Erbyn hyn, mae Rhys yn mynychu coleg llawn amser, felly dim ond yn ystod y gwyliau y gall wirfoddoli yn yr amgueddfa. Rydyn ni bob amser wrth ein bodd yn ei weld ac mae wir yn ychwanegu rhywbeth arbennig at ein tîm. Mae ein Hystafell Ymlacio yn llwyddiant ysgubol ac yn cael ei defnyddio’n ddyddiol.

 

 

Today is National Autusm Day, a chance to spread awareness and increase acceptance of Autism. Here at Amgueddfa Cymru National Museums of Wales, we believe passionately in making our museums and galleries accessible to everyone, and more than that to creating welcoming, comfortable spaces for all. To that end, a couple of years ago, with the support of autistic volunteers and family members, the National Waterfront Museum created a 'chill-out-room', and began offering 'quiet hours' each month. Here, Ian Smith Senior Curator of Modern & Contemporary Industry at the Waterfront Museum explains how this special space came about.
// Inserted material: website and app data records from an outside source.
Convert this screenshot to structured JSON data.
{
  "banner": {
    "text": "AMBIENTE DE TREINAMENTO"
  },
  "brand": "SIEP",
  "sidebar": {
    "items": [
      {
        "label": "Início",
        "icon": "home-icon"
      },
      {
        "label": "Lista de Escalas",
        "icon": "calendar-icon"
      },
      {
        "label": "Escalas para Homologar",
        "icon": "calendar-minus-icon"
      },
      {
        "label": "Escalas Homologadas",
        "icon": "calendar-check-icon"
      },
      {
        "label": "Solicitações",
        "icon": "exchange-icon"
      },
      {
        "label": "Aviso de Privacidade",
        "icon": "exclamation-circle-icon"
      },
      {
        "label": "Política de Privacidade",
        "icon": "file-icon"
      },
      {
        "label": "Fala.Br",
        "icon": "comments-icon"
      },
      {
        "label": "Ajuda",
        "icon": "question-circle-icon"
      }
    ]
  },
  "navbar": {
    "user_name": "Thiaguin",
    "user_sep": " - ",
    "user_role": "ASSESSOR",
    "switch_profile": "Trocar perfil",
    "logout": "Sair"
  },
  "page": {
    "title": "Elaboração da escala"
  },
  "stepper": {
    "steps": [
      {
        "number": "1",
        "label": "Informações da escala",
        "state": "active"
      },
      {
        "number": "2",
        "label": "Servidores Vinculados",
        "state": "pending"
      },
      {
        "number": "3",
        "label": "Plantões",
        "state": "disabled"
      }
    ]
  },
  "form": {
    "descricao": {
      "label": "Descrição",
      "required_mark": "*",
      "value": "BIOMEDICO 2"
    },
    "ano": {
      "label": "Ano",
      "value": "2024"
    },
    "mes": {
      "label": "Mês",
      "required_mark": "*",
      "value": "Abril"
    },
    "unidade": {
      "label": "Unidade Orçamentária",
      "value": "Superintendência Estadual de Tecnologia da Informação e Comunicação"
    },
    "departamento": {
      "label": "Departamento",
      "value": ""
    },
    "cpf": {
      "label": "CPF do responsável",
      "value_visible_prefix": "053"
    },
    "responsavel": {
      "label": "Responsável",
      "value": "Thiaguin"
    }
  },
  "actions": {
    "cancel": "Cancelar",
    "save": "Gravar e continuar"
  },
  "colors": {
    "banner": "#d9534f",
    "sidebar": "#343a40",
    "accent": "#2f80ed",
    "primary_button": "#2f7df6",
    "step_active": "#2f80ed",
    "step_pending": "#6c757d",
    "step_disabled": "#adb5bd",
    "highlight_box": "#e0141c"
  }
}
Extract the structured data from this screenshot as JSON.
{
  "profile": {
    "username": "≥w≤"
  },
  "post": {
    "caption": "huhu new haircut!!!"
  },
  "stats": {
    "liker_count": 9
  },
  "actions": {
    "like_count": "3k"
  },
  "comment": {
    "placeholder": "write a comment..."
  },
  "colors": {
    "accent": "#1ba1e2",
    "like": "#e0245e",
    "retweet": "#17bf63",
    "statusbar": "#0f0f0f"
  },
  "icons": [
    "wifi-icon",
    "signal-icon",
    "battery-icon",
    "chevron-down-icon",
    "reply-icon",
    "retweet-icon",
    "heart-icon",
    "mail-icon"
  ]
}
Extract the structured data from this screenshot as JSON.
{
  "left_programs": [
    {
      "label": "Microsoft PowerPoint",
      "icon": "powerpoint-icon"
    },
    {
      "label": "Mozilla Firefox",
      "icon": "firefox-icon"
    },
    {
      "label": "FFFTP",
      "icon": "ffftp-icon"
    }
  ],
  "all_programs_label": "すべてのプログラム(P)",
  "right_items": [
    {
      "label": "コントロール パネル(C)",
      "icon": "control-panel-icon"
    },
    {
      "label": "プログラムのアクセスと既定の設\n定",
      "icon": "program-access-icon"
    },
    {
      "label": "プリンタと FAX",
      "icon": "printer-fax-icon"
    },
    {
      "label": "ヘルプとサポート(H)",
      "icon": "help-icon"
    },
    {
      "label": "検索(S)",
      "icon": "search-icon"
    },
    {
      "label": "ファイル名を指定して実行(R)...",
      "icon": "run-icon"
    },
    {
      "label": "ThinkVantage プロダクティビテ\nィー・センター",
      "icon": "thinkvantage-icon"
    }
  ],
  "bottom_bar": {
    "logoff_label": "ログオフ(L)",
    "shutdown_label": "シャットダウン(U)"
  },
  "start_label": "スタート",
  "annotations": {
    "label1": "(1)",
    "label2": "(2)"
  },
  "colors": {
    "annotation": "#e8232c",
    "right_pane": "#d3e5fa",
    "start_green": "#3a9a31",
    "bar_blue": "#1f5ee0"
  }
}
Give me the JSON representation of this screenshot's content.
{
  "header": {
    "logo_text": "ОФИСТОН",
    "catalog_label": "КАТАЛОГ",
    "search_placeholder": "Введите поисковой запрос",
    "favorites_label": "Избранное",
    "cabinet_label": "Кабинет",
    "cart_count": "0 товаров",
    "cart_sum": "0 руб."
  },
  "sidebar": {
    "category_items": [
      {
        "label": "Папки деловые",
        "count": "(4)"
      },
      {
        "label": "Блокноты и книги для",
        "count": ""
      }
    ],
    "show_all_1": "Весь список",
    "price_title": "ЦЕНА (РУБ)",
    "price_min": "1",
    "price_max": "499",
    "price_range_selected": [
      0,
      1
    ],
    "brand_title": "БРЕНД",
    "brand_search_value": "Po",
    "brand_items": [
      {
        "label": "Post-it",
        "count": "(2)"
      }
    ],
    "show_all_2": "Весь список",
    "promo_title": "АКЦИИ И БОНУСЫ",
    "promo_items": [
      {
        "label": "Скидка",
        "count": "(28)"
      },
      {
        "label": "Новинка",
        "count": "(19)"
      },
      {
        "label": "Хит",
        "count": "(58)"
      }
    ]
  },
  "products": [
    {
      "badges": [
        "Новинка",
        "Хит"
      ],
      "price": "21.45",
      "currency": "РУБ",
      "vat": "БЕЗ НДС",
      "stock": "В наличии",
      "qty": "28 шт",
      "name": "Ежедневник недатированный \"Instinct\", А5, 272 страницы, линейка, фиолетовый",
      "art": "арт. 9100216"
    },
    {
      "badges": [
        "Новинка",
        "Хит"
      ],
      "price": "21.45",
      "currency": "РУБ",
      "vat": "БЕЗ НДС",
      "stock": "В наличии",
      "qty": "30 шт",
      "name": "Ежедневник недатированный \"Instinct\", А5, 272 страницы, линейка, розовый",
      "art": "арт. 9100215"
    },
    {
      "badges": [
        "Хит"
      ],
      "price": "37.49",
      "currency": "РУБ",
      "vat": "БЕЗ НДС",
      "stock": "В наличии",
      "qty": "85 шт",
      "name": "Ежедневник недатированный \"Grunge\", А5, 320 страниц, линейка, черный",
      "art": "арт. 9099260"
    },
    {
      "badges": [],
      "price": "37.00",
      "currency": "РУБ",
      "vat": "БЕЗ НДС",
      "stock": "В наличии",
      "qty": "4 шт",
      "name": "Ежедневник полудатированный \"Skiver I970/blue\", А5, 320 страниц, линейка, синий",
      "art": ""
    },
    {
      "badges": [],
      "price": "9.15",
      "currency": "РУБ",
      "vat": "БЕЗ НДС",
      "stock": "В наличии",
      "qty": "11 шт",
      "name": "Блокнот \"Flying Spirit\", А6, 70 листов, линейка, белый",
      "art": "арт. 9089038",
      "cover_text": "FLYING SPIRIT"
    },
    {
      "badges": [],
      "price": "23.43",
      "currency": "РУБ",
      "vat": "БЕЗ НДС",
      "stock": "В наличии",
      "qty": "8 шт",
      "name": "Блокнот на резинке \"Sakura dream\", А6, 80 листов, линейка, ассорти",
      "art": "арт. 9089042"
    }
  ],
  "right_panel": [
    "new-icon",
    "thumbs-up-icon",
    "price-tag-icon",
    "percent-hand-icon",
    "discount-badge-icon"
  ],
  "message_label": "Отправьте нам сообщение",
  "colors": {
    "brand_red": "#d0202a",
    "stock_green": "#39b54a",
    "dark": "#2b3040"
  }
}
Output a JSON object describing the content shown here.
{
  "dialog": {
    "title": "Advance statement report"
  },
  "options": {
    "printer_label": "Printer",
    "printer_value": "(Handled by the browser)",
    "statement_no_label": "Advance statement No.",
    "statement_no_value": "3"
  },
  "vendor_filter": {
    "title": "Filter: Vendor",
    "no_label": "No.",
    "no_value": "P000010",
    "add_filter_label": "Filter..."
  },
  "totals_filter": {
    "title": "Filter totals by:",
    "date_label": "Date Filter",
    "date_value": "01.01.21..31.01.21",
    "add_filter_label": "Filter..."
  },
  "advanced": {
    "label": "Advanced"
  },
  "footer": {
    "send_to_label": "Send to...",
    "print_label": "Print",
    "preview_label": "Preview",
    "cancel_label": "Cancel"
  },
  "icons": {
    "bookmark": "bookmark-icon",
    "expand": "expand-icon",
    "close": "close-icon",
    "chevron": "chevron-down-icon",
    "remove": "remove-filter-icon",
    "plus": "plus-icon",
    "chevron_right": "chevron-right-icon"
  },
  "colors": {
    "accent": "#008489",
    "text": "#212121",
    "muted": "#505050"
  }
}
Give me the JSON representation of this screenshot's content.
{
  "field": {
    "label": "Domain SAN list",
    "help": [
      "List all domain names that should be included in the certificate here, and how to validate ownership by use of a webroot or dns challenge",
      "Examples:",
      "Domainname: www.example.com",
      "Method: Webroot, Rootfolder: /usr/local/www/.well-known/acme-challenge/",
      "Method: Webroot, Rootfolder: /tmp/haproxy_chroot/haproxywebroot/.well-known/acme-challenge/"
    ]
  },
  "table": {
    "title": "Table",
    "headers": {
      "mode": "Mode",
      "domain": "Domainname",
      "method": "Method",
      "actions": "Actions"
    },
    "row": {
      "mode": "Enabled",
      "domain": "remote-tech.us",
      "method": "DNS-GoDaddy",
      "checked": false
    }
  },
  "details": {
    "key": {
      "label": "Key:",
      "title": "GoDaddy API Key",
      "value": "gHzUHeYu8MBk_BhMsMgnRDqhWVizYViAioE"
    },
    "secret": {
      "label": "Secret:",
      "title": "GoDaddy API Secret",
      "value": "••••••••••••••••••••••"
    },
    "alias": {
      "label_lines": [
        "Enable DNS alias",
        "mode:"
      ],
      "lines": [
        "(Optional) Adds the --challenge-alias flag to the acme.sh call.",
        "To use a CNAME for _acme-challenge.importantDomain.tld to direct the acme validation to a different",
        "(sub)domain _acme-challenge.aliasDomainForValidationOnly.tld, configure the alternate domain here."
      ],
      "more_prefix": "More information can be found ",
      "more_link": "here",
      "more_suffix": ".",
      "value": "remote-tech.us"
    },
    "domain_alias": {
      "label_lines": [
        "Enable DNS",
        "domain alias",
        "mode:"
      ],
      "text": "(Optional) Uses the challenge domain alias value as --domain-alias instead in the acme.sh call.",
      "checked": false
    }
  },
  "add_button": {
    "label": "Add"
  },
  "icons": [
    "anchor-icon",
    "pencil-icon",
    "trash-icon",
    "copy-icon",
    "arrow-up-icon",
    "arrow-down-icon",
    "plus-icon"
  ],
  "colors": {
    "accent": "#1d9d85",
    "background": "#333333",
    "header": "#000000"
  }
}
“In October 2016 we had a staff training day in ‘Autism Awareness’. It opened our eyes to how they see the world and how we can support their needs. It showed us how even the simplest of environmental changes can affect a person with autism. Things like light and sound levels, the colour of walls and floors. In fact the general layout of a space which might be deliberately made stimulating and flashy might cause many autistic people to retreat within themselves.

It was around this time that we welcomed a new volunteer at the museum. Rhys, 17, has autism. His mother contacted us and asked if he could volunteer with us to help his confidence when meeting people and in a real work environment. Rhys helps to run an object handling session, usually with another volunteer or a member of staff, and he has taken to it really well. We have all noticed that he’s become more outgoing and will now hold conversations with total strangers.

With the growing awareness of autism the Museum decided to create an Autism Champion. Our staff member Suzanne, who has an autistic son, readily agreed to take up the challenge. She now attends meetings with our sister museums where issues and solutions around autism are discussed.

During our training session we discovered that some organisations have created ‘chill-out’ rooms. These are for anyone who is feeling stressed or disturbed to go to and relax and gather themselves together. These rooms are especially useful for autistic people. We put a small group together to look at creating a safe, quiet space somewhere in the Waterfront Museum. After considering options, we decided that a little used first aid room on the ground floor offered the best place.

Rhys came into his own. He offered us a number of suggestions on how we could change the space to make it autism friendly. These included making the light levels controllable and sound proofing the room so that gentle music or relaxing sounds could be played. Suzanne too came up with a number of ideas from her own experience of looking after her son. Additionally, a local special school, Pen-y-Bryn, with whom we had an established relationship also offered us their valuable expertise.

The room we’ve created is a very soothing space and we find it gets regular use by people with a range of needs, and is clearly much appreciated as shown by the comments in the visitor’s book:

“Fantastic resource! My daughter really needed this today – thank you!”

“Lovely place to get away from the hustle and bustle for a little one.”

“Lovely idea for people on the spectrum to come for quiet.”

“Really helped my son to have some time out.”

This has been a very big learning curve for most of us, but it has been made much easier by talking to people who have direct experience of autism. Their input as part of our team has been invaluable.”

The Museum is of course, closed right now, but for those of you interested, the times for our 'quiet hours' are posted on our events pages each month. We look forward to welcoming you all back in the coming months.